- Mangosteen Technical Homepage: Science, Nutrients, History, Horticulture, Folklore
- From Cancer Decisions; A Friendly Skeptic looks at Mangosteen - reprinted in Chet Day's Health & Beyond
- Is Mangosteen a Superfruit? Nutrient and Antioxidant Properties
- [http://sun.ars-grin.gov:8080/npgspub/xsql/duke/pl_act.xsql?taxon=1228 Dr. Duke's Phytochemical and Ethnobotanical Databases, Garcinia mangostana L., Clusiaceae]
- Five Decades with Tropical Fruit, A Personal Journey (2001) by William Francis Whitman
- MontosoGardens.com - Garcinia mangostana (Clusi aceae)
- Morton, J. 1987. Mangosteen. p. 301–304. In: Fruits of warm climates. Julia F. Morton, Miami, FL.
- ProSciTech.com.au - Mangosteens
- Mayo Clinic report on mangosteen
- "I paid $11 for this strange fruit — and I’d do it again!", Gersh Kuntzman The Brooklyn Paper, August 18, 2007
- "Mangosteen price too low: farmers", The Nation, July 31, 2007
- MayoClinic.com. Mangosteen juice: can it relieve arthritis pain?

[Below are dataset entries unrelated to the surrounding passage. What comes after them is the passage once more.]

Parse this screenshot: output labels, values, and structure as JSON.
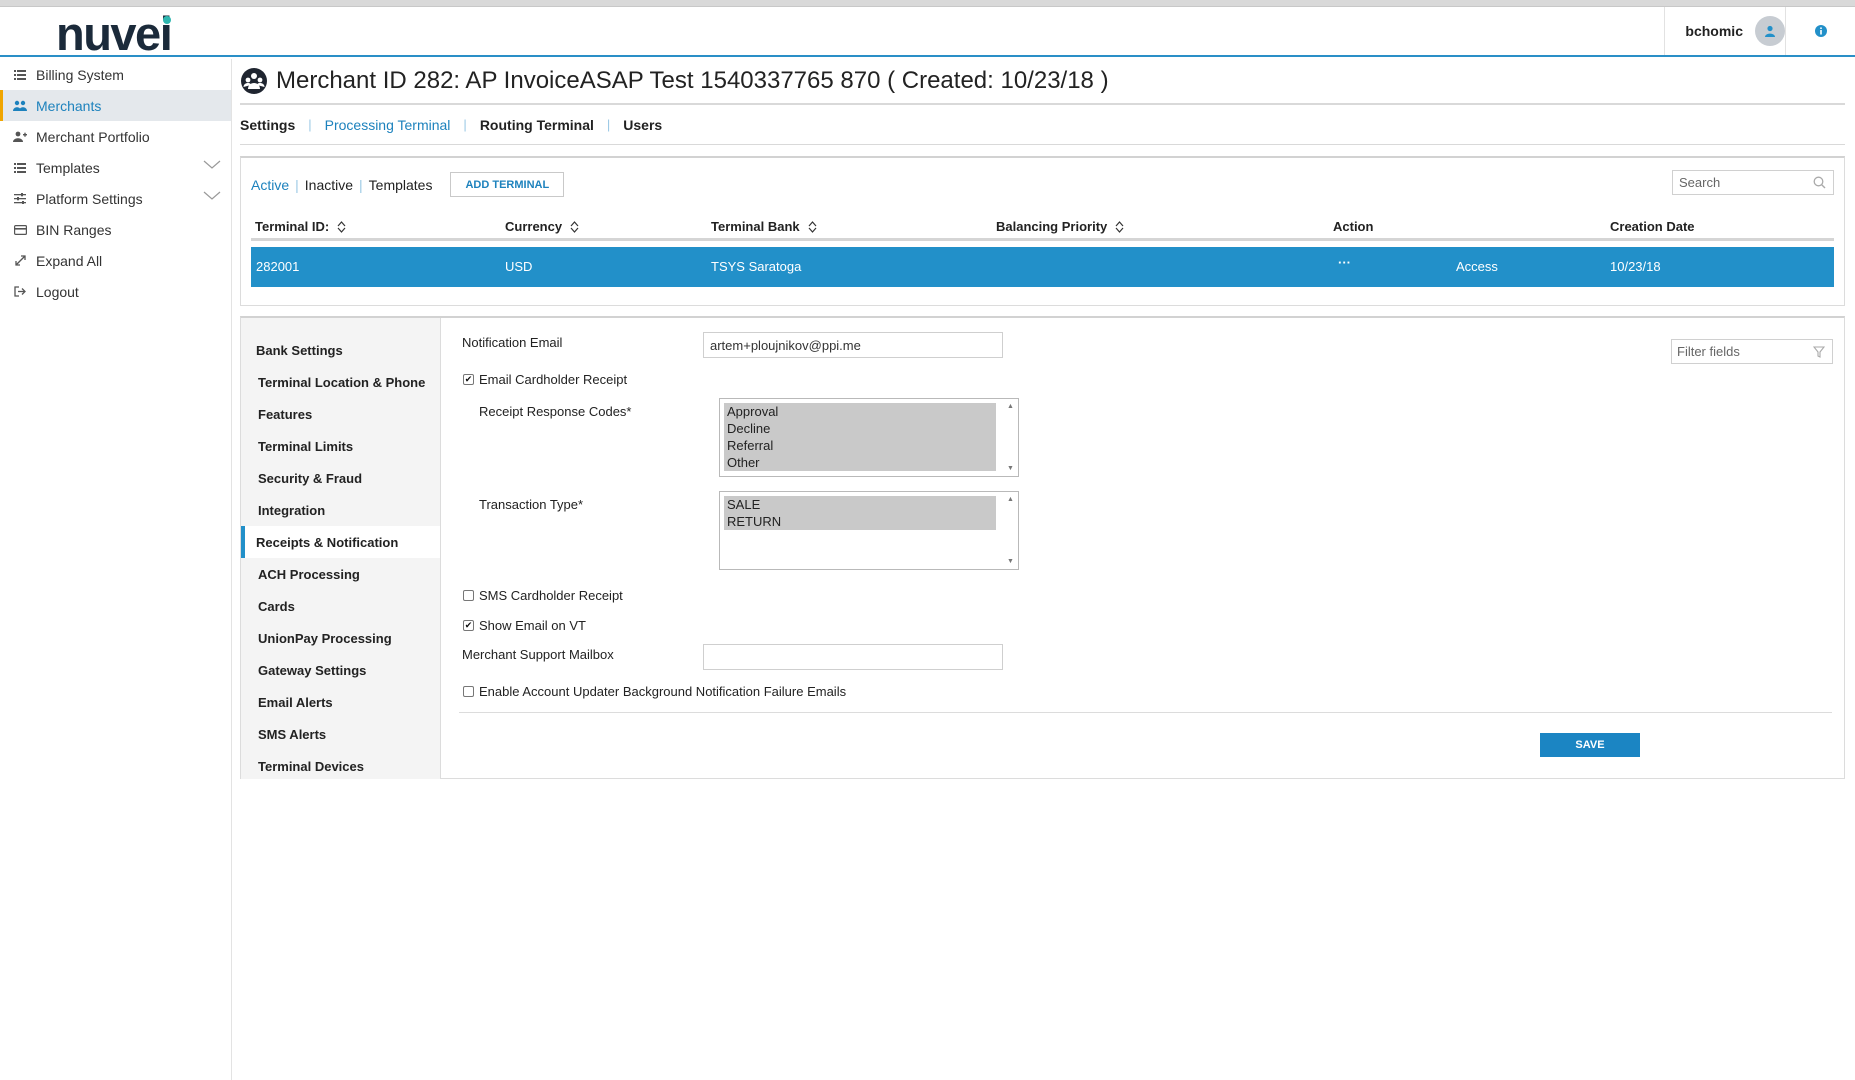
{
  "app": {
    "brand": "nuvei"
  },
  "header": {
    "username": "bchomic"
  },
  "sidebar": {
    "items": [
      {
        "label": "Billing System",
        "icon": "list-icon"
      },
      {
        "label": "Merchants",
        "icon": "users-icon"
      },
      {
        "label": "Merchant Portfolio",
        "icon": "user-add-icon"
      },
      {
        "label": "Templates",
        "icon": "list-icon"
      },
      {
        "label": "Platform Settings",
        "icon": "sliders-icon"
      },
      {
        "label": "BIN Ranges",
        "icon": "card-icon"
      },
      {
        "label": "Expand All",
        "icon": "expand-icon"
      },
      {
        "label": "Logout",
        "icon": "logout-icon"
      }
    ]
  },
  "page": {
    "title": "Merchant ID 282: AP InvoiceASAP Test 1540337765 870 ( Created: 10/23/18 )",
    "tabs": [
      "Settings",
      "Processing Terminal",
      "Routing Terminal",
      "Users"
    ]
  },
  "terminals": {
    "subtabs": [
      "Active",
      "Inactive",
      "Templates"
    ],
    "add_button": "ADD TERMINAL",
    "search_placeholder": "Search",
    "columns": [
      "Terminal ID:",
      "Currency",
      "Terminal Bank",
      "Balancing Priority",
      "Action",
      "Creation Date"
    ],
    "rows": [
      {
        "terminal_id": "282001",
        "currency": "USD",
        "bank": "TSYS Saratoga",
        "priority": "",
        "action_menu": "···",
        "action": "Access",
        "created": "10/23/18"
      }
    ]
  },
  "settings_nav": [
    "Bank Settings",
    "Terminal Location & Phone",
    "Features",
    "Terminal Limits",
    "Security & Fraud",
    "Integration",
    "Receipts & Notification",
    "ACH Processing",
    "Cards",
    "UnionPay Processing",
    "Gateway Settings",
    "Email Alerts",
    "SMS Alerts",
    "Terminal Devices"
  ],
  "form": {
    "notification_email_label": "Notification Email",
    "notification_email_value": "artem+ploujnikov@ppi.me",
    "email_cardholder_receipt_label": "Email Cardholder Receipt",
    "email_cardholder_receipt_checked": true,
    "receipt_codes_label": "Receipt Response Codes*",
    "receipt_codes": [
      "Approval",
      "Decline",
      "Referral",
      "Other"
    ],
    "transaction_type_label": "Transaction Type*",
    "transaction_types": [
      "SALE",
      "RETURN"
    ],
    "sms_receipt_label": "SMS Cardholder Receipt",
    "sms_receipt_checked": false,
    "show_email_vt_label": "Show Email on VT",
    "show_email_vt_checked": true,
    "support_mailbox_label": "Merchant Support Mailbox",
    "support_mailbox_value": "",
    "account_updater_label": "Enable Account Updater Background Notification Failure Emails",
    "account_updater_checked": false,
    "filter_placeholder": "Filter fields",
    "save_label": "SAVE"
  },
  "colors": {
    "accent": "#2290c9",
    "highlight": "#f0a500"
  }
}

October 10, 2007
- Tropical sweetness: harnessing the elusive mangosteen, P. Temple-West, Medill Reports-Washington, DC, March 5, 2008
mangosteen in German: Mangostane
mangosteen in Spanish: Garcinia mangostana
mangosteen in French: Mangoustanier
mangosteen in Galician: Mangostaneira
mangosteen in Korean: 망고스틴
mangosteen in Indonesian: Manggis
mangosteen in Italian: Mangostano
mangosteen in Pampanga: Mangosteen
mangosteen in Georgian: მანგოსტანი
mangosteen in Malay (macrolanguage): Manggis
mangosteen in Dutch: Mangistan
mangosteen in Japanese: マンゴスチン
mangosteen in Polish: Mangostan właściwy
mangosteen in Portuguese: Garcinia mangostona
mangosteen in Slovak: Mangostána (ovocie)
mangosteen in Finnish: Mangostani
mangosteen in Swedish: Mangostan
mangosteen in Thai: มังคุด
mangosteen in Vietnamese: Măng cụt
mangosteen in Chinese: 山竹